Dataset rows describing interfaces

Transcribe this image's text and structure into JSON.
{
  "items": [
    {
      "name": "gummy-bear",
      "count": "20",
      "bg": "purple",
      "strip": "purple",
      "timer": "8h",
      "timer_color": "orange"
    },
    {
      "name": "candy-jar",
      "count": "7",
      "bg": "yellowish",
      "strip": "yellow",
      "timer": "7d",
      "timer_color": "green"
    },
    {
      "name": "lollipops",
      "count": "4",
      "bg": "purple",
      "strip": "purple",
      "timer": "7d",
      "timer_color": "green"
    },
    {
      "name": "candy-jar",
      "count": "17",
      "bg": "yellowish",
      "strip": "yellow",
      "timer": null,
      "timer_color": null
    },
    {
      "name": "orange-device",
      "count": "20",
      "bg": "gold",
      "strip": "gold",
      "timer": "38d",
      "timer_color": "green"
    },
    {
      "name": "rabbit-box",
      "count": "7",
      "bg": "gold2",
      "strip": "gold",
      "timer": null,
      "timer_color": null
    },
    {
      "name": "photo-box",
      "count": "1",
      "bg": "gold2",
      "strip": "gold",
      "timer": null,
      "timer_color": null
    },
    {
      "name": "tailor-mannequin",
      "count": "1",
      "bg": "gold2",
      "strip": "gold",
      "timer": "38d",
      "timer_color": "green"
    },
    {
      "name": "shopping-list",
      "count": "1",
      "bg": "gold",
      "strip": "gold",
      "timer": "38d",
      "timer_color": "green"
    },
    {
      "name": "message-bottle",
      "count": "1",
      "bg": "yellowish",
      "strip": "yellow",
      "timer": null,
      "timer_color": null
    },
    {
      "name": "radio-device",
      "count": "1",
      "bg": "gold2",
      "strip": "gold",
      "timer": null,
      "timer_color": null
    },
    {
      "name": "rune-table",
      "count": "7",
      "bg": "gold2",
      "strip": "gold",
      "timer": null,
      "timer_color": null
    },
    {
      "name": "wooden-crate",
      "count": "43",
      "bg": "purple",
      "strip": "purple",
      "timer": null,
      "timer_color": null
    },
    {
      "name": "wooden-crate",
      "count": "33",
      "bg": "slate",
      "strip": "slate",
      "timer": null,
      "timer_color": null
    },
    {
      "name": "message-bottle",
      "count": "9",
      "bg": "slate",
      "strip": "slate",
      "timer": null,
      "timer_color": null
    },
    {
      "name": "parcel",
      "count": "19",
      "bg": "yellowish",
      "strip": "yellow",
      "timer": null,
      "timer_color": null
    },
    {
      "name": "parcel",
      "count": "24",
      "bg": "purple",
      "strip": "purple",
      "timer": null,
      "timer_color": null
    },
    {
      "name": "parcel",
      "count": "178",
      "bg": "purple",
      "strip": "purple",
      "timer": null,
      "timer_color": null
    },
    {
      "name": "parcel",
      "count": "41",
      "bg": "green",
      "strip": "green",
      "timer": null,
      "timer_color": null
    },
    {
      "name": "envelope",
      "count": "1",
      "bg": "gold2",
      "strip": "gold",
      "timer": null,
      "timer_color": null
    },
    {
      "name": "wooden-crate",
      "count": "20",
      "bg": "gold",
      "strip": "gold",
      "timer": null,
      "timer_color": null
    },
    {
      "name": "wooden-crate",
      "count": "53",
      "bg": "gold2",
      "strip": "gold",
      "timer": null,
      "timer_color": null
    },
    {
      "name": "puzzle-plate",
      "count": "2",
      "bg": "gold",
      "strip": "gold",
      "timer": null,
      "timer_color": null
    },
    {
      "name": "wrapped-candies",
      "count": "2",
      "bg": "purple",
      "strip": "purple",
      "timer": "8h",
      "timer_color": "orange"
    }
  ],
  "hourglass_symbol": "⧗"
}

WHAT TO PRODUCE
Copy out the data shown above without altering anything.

ANSWER BELOW
Transcribe this image's text and structure into JSON.
{
  "items": [
    {
      "name": "gummy-bear",
      "count": "20",
      "bg": "purple",
      "strip": "purple",
      "timer": "8h",
      "timer_color": "orange"
    },
    {
      "name": "candy-jar",
      "count": "7",
      "bg": "yellowish",
      "strip": "yellow",
      "timer": "7d",
      "timer_color": "green"
    },
    {
      "name": "lollipops",
      "count": "4",
      "bg": "purple",
      "strip": "purple",
      "timer": "7d",
      "timer_color": "green"
    },
    {
      "name": "candy-jar",
      "count": "17",
      "bg": "yellowish",
      "strip": "yellow",
      "timer": null,
      "timer_color": null
    },
    {
      "name": "orange-device",
      "count": "20",
      "bg": "gold",
      "strip": "gold",
      "timer": "38d",
      "timer_color": "green"
    },
    {
      "name": "rabbit-box",
      "count": "7",
      "bg": "gold2",
      "strip": "gold",
      "timer": null,
      "timer_color": null
    },
    {
      "name": "photo-box",
      "count": "1",
      "bg": "gold2",
      "strip": "gold",
      "timer": null,
      "timer_color": null
    },
    {
      "name": "tailor-mannequin",
      "count": "1",
      "bg": "gold2",
      "strip": "gold",
      "timer": "38d",
      "timer_color": "green"
    },
    {
      "name": "shopping-list",
      "count": "1",
      "bg": "gold",
      "strip": "gold",
      "timer": "38d",
      "timer_color": "green"
    },
    {
      "name": "message-bottle",
      "count": "1",
      "bg": "yellowish",
      "strip": "yellow",
      "timer": null,
      "timer_color": null
    },
    {
      "name": "radio-device",
      "count": "1",
      "bg": "gold2",
      "strip": "gold",
      "timer": null,
      "timer_color": null
    },
    {
      "name": "rune-table",
      "count": "7",
      "bg": "gold2",
      "strip": "gold",
      "timer": null,
      "timer_color": null
    },
    {
      "name": "wooden-crate",
      "count": "43",
      "bg": "purple",
      "strip": "purple",
      "timer": null,
      "timer_color": null
    },
    {
      "name": "wooden-crate",
      "count": "33",
      "bg": "slate",
      "strip": "slate",
      "timer": null,
      "timer_color": null
    },
    {
      "name": "message-bottle",
      "count": "9",
      "bg": "slate",
      "strip": "slate",
      "timer": null,
      "timer_color": null
    },
    {
      "name": "parcel",
      "count": "19",
      "bg": "yellowish",
      "strip": "yellow",
      "timer": null,
      "timer_color": null
    },
    {
      "name": "parcel",
      "count": "24",
      "bg": "purple",
      "strip": "purple",
      "timer": null,
      "timer_color": null
    },
    {
      "name": "parcel",
      "count": "178",
      "bg": "purple",
      "strip": "purple",
      "timer": null,
      "timer_color": null
    },
    {
      "name": "parcel",
      "count": "41",
      "bg": "green",
      "strip": "green",
      "timer": null,
      "timer_color": null
    },
    {
      "name": "envelope",
      "count": "1",
      "bg": "gold2",
      "strip": "gold",
      "timer": null,
      "timer_color": null
    },
    {
      "name": "wooden-crate",
      "count": "20",
      "bg": "gold",
      "strip": "gold",
      "timer": null,
      "timer_color": null
    },
    {
      "name": "wooden-crate",
      "count": "53",
      "bg": "gold2",
      "strip": "gold",
      "timer": null,
      "timer_color": null
    },
    {
      "name": "puzzle-plate",
      "count": "2",
      "bg": "gold",
      "strip": "gold",
      "timer": null,
      "timer_color": null
    },
    {
      "name": "wrapped-candies",
      "count": "2",
      "bg": "purple",
      "strip": "purple",
      "timer": "8h",
      "timer_color": "orange"
    }
  ],
  "hourglass_symbol": "⧗"
}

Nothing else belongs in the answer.